The National Bank estimated that the economy of the surrounding province of Canterbury shrank by 0.8 per cent in the year to September 2011. The rest of the country saw economic growth of 0.6 per cent.
In July, the Government divided the city into red, green, orange and white zones, with an offer to buy red-zone houses at rateable value. More than 6,500 homes will be wiped off the map, their land unsuitable for rebuilding. But there is hope.
A new $2 billion plan for a new Christchurch city centre – large swathes of which are still off limits as demolition continues – has won widespread support.
In October, a new shopping district dubbed the Re:START village project was set up in City Mall, a street where four people died on February 22nd. The temporary mall, made out of colourful shipping containers, has attracted thousands of shoppers and brought people back to the quake-ravaged central business district. Temporary bars, coffee shops and restaurants have sprung up in unexpected places. And a temporary 17,000-seater rugby stadium is being built to host the Crusaders’ home games for the Super 15 season. It will also play host to the All Blacks and Ireland in June.
The redevelopment work has brought opportunities for the construction industry. Cork engineer Peter O’Brien (25) arrived in Christchurch in October. He is now surveying earthquake-damaged buildings in the city. “Personally I’m loving it here because I’ve an opportunity to work. I plan to stay as long as I’ve work.”
CHRISTCHURCH EARTHQUAKE: THE IRISH VICTIMS
OWEN McKENNA (40), from Co Monaghan, died when a building collapsed on his car.

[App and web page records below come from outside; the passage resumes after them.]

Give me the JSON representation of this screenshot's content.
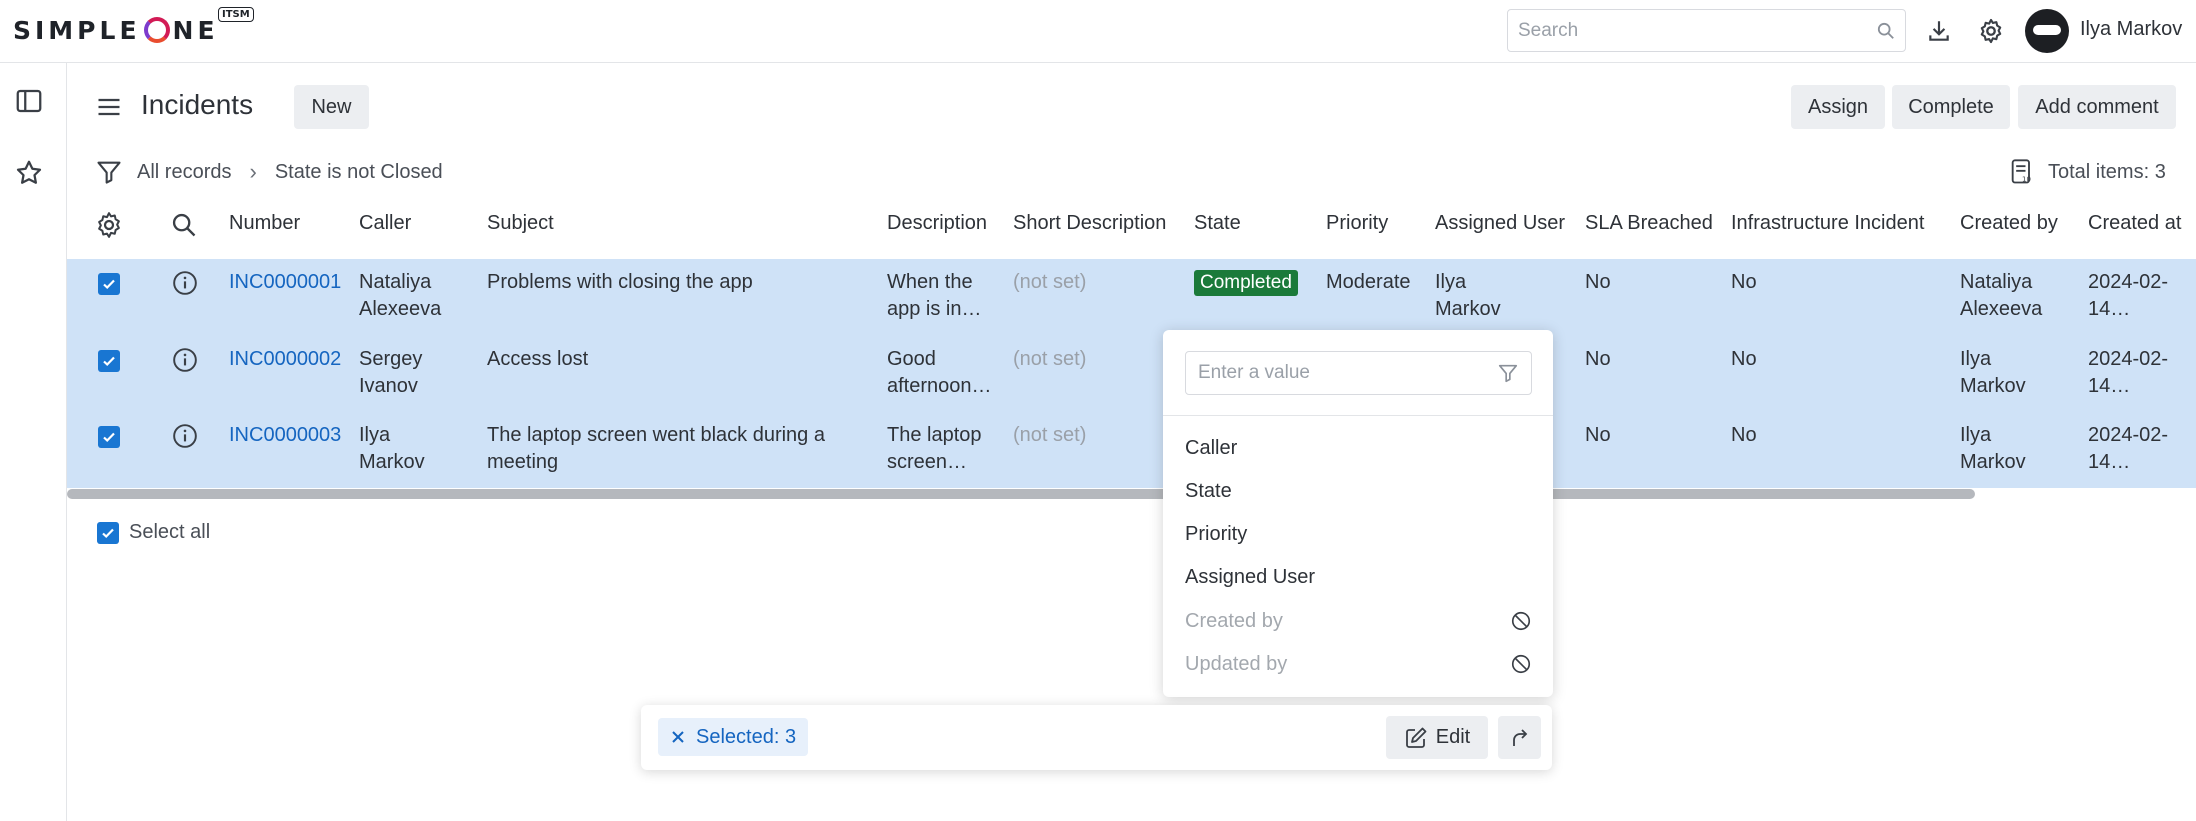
{
  "app": {
    "logo_text": "SIMPLEONE",
    "logo_badge": "ITSM"
  },
  "header": {
    "search_placeholder": "Search",
    "user_name": "Ilya Markov"
  },
  "page": {
    "title": "Incidents",
    "new_label": "New",
    "actions": {
      "assign": "Assign",
      "complete": "Complete",
      "add_comment": "Add comment"
    }
  },
  "filter": {
    "all_records": "All records",
    "condition": "State is not Closed",
    "total_label": "Total items: 3"
  },
  "table": {
    "columns": [
      "Number",
      "Caller",
      "Subject",
      "Description",
      "Short Description",
      "State",
      "Priority",
      "Assigned User",
      "SLA Breached",
      "Infrastructure Incident",
      "Created by",
      "Created at"
    ],
    "rows": [
      {
        "number": "INC0000001",
        "caller": [
          "Nataliya",
          "Alexeeva"
        ],
        "subject": [
          "Problems with closing the app"
        ],
        "description": [
          "When the",
          "app is in…"
        ],
        "short_description": "(not set)",
        "state": "Completed",
        "priority": "Moderate",
        "assigned_user": [
          "Ilya",
          "Markov"
        ],
        "sla_breached": "No",
        "infrastructure_incident": "No",
        "created_by": [
          "Nataliya",
          "Alexeeva"
        ],
        "created_at": [
          "2024-02-",
          "14…"
        ]
      },
      {
        "number": "INC0000002",
        "caller": [
          "Sergey",
          "Ivanov"
        ],
        "subject": [
          "Access lost"
        ],
        "description": [
          "Good",
          "afternoon…"
        ],
        "short_description": "(not set)",
        "sla_breached": "No",
        "infrastructure_incident": "No",
        "created_by": [
          "Ilya",
          "Markov"
        ],
        "created_at": [
          "2024-02-",
          "14…"
        ]
      },
      {
        "number": "INC0000003",
        "caller": [
          "Ilya",
          "Markov"
        ],
        "subject": [
          "The laptop screen went black during a",
          "meeting"
        ],
        "description": [
          "The laptop",
          "screen…"
        ],
        "short_description": "(not set)",
        "sla_breached": "No",
        "infrastructure_incident": "No",
        "created_by": [
          "Ilya",
          "Markov"
        ],
        "created_at": [
          "2024-02-",
          "14…"
        ]
      }
    ],
    "select_all_label": "Select all"
  },
  "dropdown": {
    "input_placeholder": "Enter a value",
    "items": [
      "Caller",
      "State",
      "Priority",
      "Assigned User"
    ],
    "disabled_items": [
      "Created by",
      "Updated by"
    ]
  },
  "action_bar": {
    "selected_label": "Selected: 3",
    "edit_label": "Edit"
  },
  "colors": {
    "selected_row": "#cfe2f7",
    "link": "#1565c0",
    "completed_badge": "#1b7a3a",
    "checkbox": "#1976d2"
  }
}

He moved to New Zealand about six years ago with his wife, who was born there. They had two children, Grace (6) and Tadgh (5).
Mr McKenna wanted to be buried in Ireland and his body was returned to his mother, Teresa McKenna, in Co Monaghan.
JOHN OCONNOR (40), died in the PGC building, along with 17 others. Rescuers took two weeks to recover his body. He was from Abbeydorney in Co Kerry and met his New Zealand-born wife, Sarah, in London.
They moved to Christchurch in September 2010 with their two-year-old son, Dan. His wife gave birth to another child in May.
JULIE WONG (37), moved to Christchurch from Northern Ireland five years ago.
She worked in the PGC building as an accountant. She is survived by her parents, husband David and four-year-old son, Ethan.
Ms Wong was born in Lisburn, Co Antrim, and had dual citizenship of the United Kingdom and New Zealand.